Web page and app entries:
((

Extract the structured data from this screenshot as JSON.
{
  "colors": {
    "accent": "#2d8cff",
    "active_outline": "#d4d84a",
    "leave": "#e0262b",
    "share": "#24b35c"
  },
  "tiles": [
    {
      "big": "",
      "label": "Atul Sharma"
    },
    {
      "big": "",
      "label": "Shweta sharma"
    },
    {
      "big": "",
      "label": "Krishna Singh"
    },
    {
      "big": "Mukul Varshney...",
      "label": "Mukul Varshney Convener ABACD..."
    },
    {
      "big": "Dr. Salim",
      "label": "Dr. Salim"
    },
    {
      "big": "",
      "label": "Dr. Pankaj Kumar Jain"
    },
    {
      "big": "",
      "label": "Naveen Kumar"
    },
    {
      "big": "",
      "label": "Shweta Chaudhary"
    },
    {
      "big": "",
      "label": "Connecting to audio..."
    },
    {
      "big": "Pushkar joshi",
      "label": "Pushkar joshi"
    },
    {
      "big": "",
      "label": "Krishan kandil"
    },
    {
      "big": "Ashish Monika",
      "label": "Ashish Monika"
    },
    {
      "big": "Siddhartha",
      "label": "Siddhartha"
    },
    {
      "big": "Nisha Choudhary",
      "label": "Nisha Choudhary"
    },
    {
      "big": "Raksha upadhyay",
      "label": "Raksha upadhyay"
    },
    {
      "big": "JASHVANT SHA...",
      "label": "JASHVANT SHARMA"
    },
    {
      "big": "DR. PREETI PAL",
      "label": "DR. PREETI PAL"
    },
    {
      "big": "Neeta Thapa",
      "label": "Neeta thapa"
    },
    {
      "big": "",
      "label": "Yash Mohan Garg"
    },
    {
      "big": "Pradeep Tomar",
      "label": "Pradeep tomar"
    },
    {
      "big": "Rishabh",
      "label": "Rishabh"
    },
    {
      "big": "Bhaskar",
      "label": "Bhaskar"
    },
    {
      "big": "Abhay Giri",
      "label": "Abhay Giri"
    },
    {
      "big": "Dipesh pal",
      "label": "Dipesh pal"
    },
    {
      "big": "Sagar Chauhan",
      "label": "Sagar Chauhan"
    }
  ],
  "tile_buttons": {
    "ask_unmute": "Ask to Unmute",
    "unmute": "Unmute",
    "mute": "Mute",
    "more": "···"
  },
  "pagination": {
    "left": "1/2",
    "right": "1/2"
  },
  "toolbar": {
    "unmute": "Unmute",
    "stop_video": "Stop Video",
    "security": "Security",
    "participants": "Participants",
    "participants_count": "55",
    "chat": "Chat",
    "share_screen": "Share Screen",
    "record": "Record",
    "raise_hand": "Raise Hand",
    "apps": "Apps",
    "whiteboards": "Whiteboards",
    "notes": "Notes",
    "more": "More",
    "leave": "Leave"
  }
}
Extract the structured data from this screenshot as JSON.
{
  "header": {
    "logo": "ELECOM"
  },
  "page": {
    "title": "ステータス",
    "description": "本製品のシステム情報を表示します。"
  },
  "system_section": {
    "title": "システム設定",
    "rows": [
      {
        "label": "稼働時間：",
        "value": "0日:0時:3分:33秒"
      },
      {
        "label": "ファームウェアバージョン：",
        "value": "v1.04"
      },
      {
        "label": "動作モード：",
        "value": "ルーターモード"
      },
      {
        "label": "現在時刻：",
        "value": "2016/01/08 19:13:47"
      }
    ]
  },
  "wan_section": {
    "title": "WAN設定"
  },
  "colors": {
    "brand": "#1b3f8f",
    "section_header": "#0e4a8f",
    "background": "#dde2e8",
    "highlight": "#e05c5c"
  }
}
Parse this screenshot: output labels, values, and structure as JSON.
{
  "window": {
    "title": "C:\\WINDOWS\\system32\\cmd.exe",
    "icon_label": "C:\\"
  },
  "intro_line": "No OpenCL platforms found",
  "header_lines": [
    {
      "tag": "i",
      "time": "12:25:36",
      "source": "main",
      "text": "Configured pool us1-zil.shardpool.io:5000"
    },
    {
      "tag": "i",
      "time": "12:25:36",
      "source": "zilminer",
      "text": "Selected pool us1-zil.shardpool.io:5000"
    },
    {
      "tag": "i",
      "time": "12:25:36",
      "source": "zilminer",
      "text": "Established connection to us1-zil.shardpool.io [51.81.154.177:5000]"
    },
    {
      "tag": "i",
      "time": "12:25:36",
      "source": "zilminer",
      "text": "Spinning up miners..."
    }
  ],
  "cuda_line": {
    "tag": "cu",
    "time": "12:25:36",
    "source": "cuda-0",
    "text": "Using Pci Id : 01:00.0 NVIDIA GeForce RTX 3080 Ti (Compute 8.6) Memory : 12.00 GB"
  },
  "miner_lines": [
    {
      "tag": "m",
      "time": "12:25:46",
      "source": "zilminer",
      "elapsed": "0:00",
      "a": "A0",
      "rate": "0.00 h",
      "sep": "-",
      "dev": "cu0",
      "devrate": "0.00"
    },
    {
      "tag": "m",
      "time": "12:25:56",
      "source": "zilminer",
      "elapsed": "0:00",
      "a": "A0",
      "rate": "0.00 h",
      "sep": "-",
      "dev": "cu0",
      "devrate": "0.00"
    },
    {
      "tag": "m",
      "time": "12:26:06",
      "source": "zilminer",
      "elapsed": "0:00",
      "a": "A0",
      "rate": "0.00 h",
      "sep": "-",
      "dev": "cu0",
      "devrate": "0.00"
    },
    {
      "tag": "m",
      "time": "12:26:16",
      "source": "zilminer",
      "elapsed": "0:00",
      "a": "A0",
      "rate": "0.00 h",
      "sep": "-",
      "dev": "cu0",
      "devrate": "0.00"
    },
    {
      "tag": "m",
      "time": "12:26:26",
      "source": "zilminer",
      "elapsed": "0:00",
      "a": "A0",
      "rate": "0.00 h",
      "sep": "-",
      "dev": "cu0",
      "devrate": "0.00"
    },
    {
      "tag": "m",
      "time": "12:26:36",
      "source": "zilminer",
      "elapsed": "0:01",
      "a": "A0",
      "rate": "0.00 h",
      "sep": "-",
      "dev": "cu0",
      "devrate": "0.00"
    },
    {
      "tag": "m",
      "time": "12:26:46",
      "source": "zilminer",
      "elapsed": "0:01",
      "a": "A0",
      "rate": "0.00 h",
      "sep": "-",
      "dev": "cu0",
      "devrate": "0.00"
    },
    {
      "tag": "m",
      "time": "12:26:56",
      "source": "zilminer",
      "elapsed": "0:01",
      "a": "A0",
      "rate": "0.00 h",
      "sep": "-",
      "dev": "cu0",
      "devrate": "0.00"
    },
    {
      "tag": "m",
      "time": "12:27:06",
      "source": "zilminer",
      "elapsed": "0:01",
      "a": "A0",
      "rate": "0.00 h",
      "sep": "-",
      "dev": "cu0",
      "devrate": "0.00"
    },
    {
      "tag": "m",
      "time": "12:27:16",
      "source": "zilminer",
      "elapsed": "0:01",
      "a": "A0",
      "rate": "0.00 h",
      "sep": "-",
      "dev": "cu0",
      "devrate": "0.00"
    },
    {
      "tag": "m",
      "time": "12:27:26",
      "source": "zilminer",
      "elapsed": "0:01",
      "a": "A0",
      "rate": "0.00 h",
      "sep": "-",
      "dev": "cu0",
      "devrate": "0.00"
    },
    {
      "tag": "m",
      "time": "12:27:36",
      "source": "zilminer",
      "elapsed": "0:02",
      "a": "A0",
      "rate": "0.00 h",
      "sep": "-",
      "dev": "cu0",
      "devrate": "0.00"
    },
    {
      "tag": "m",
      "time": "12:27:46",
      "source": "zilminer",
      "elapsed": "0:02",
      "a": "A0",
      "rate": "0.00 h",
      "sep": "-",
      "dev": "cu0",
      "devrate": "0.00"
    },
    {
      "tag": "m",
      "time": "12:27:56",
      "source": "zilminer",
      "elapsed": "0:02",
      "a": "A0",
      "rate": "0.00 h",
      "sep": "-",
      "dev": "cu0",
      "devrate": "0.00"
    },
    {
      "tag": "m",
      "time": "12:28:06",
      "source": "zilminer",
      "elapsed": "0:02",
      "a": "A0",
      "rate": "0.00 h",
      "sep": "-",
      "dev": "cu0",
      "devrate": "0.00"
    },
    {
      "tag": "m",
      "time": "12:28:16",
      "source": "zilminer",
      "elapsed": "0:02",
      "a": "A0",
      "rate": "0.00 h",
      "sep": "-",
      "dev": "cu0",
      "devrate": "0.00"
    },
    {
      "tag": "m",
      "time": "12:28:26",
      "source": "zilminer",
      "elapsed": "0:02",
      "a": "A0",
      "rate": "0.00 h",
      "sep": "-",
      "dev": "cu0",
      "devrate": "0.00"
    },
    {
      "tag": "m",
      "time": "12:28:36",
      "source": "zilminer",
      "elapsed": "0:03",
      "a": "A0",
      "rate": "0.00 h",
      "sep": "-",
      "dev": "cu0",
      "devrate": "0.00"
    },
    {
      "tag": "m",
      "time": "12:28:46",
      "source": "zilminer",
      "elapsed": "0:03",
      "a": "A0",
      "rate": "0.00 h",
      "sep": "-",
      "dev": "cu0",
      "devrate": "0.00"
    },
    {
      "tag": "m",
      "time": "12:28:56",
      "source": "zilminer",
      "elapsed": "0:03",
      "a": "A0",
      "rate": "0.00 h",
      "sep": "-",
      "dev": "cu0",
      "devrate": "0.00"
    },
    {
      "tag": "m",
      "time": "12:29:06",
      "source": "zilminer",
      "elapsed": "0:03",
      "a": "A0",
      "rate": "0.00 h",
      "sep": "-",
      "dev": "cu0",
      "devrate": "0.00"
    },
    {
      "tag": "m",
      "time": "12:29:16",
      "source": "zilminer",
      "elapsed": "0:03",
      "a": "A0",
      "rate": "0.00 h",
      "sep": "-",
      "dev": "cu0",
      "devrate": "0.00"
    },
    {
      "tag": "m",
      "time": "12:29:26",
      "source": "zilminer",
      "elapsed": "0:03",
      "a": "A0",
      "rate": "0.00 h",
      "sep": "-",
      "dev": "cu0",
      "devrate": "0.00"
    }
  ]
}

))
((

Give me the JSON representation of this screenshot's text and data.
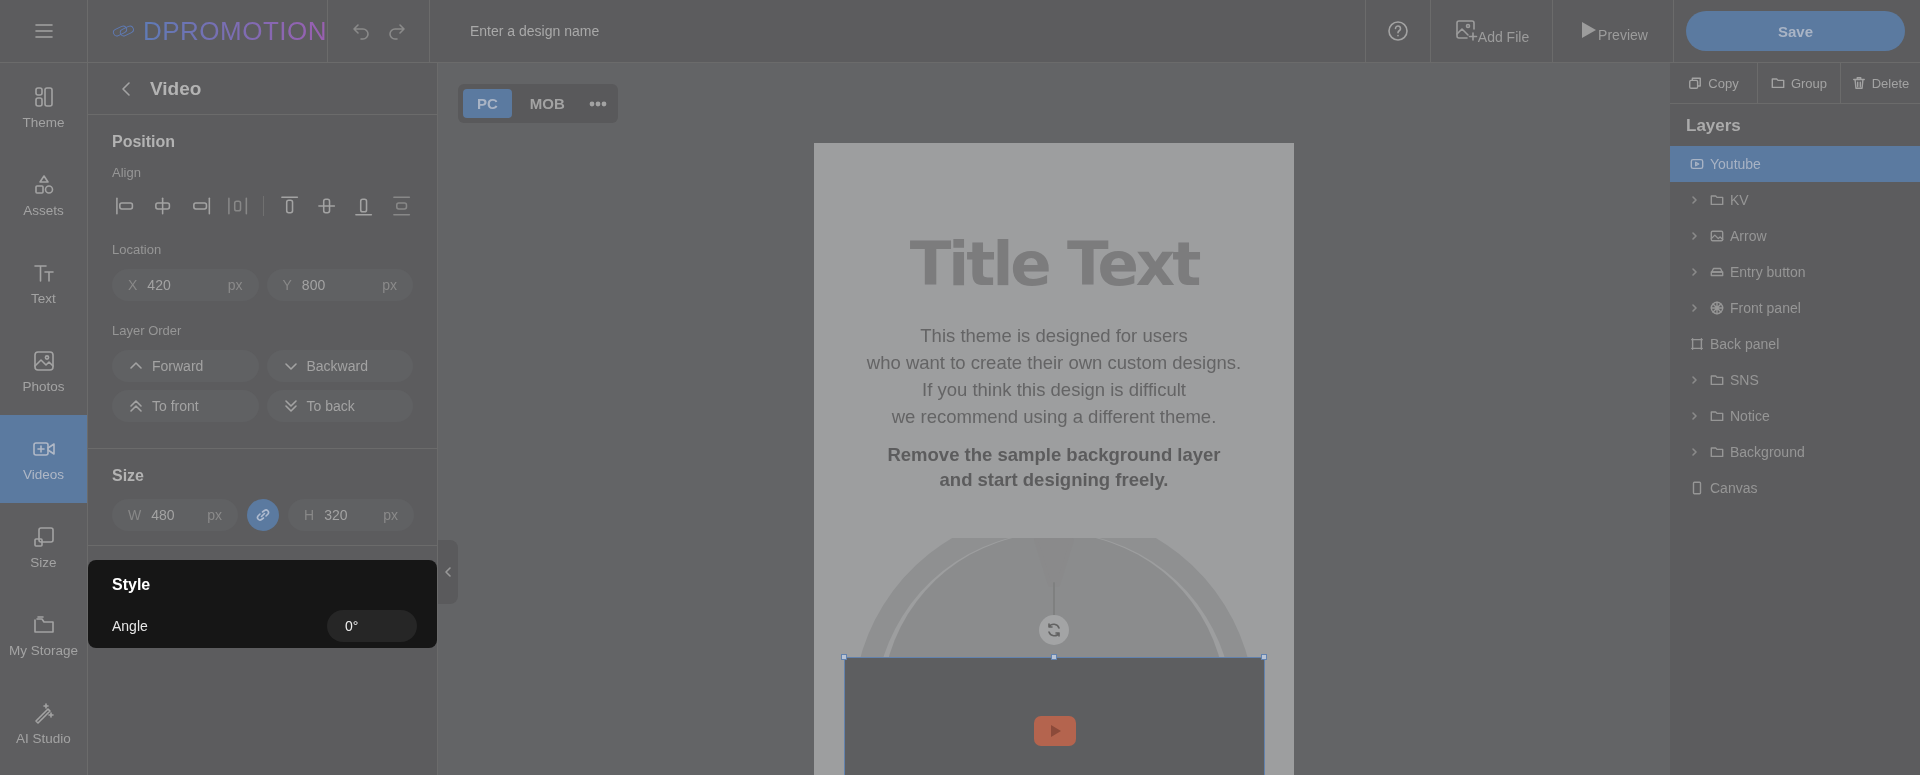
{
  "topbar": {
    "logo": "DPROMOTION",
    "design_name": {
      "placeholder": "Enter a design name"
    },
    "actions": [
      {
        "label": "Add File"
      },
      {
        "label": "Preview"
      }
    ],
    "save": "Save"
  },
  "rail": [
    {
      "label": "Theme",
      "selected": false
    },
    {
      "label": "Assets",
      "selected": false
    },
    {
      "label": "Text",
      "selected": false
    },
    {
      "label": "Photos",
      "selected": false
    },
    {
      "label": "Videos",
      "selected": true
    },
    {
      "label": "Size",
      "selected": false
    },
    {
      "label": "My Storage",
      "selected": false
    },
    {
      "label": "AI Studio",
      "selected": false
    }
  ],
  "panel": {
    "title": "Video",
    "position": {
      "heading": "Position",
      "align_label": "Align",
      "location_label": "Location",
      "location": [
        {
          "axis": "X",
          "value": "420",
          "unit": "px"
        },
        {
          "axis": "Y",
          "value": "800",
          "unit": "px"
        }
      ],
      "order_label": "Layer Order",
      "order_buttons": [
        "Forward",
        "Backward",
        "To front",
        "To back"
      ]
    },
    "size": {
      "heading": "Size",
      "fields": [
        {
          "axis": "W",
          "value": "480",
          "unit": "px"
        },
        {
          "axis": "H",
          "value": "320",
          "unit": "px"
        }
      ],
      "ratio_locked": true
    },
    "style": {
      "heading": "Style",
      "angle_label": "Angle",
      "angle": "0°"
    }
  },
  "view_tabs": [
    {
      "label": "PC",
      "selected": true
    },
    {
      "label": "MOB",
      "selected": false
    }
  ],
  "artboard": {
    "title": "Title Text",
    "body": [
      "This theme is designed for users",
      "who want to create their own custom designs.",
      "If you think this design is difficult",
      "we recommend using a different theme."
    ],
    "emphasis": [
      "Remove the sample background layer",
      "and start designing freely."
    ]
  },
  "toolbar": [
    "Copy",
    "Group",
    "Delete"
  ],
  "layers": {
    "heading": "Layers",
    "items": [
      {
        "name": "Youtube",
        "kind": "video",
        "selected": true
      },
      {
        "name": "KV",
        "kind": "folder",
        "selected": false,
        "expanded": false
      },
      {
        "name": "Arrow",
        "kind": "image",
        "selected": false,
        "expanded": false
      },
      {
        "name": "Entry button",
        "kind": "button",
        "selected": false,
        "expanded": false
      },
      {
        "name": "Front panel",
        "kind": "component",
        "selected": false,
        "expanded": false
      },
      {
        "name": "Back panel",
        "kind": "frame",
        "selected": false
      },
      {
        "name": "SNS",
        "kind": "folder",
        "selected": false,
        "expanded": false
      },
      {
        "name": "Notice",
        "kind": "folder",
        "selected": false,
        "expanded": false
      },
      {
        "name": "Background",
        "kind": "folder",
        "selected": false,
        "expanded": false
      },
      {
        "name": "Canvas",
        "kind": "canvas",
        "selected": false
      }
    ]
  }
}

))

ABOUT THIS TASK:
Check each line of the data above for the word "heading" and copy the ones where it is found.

TASK OUTPUT:
      "heading": "Position",
      "heading": "Size",
      "heading": "Style",
    "heading": "Layers",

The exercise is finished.